The Social Security Administration (SSA) has detailed guidelines on income and assets for those applying for disability benefits. SSA income guidelines are quite complex. We briefly will review the highlights below, but for more detailed information or help calculating your income, it’s advisable to speak to a disability attorney in your area. For legal help with disability benefits in North and South Carolina, call Chad Brown Law for a Free case evaluation.
Substantial Gainful Activity
In order to qualify for SSDI, you must be unable to engage in what the SSA calls substantial gainful activity (SGA). The SSA puts a cap on how much money you can earn and still qualify for benefits because if you can work, then you aren’t considered disabled.
A person who earns more than a certain monthly threshold is considered to be engaging in SGA. To determine the threshold, the SSA goes by federal regulations, which factor the national average wage index into an equation to set the SGA income limit each year.
Income guidelines for Social Security disability benefits
For 2021, the SGA cap is $1,310 for non-blind disabled applicants and $2,190 for blind applicants. If you earn more than that amount, you cannot qualify for SSDI. For this type of benefit, the SSA doesn’t limit the amount of assets you can have, nor does it look at your unearned income. Unearned income includes assets such as investment income, earned interest, and your spouse’s income. None of these affect your eligibility for SSDI — only your earned income from SGA is counted.

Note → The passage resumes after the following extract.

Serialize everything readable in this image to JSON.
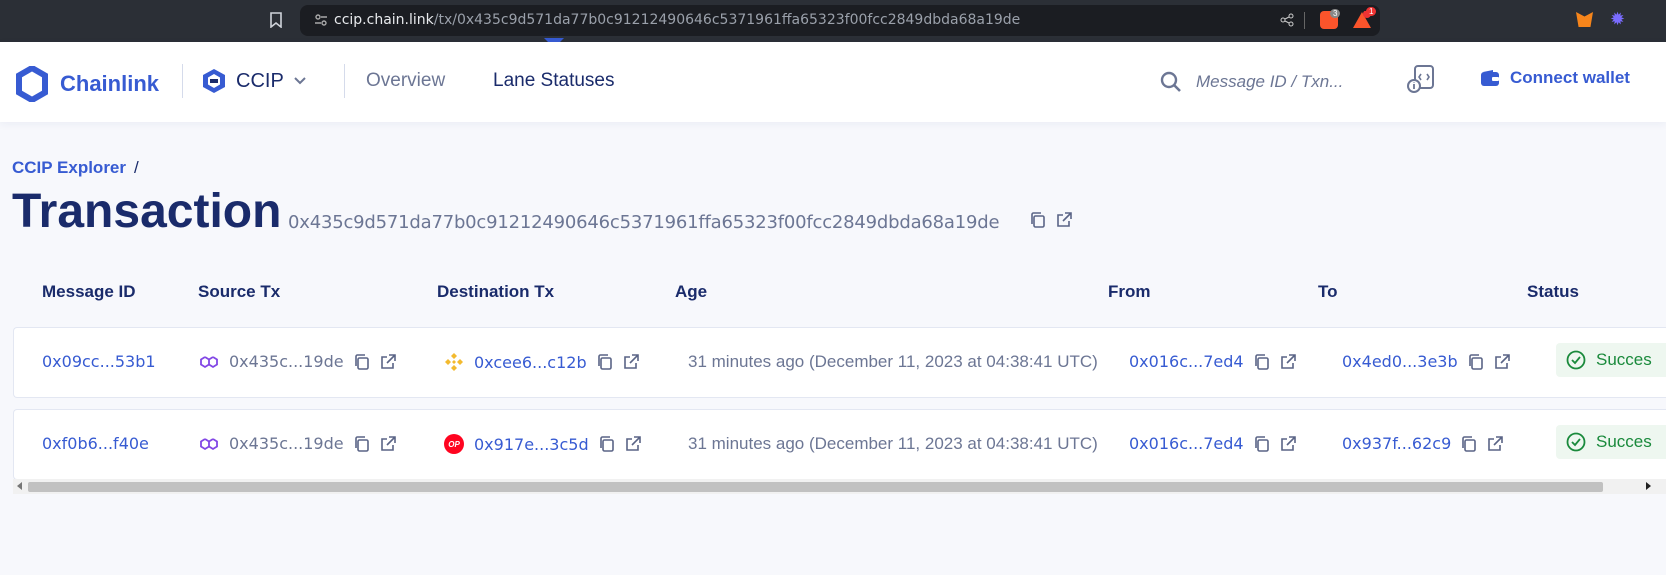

For assistance applying for benefits or questions about whether you qualify for Social Security disability benefits, call Chad Brown Law at (336) 546-5066 for a free case evaluation.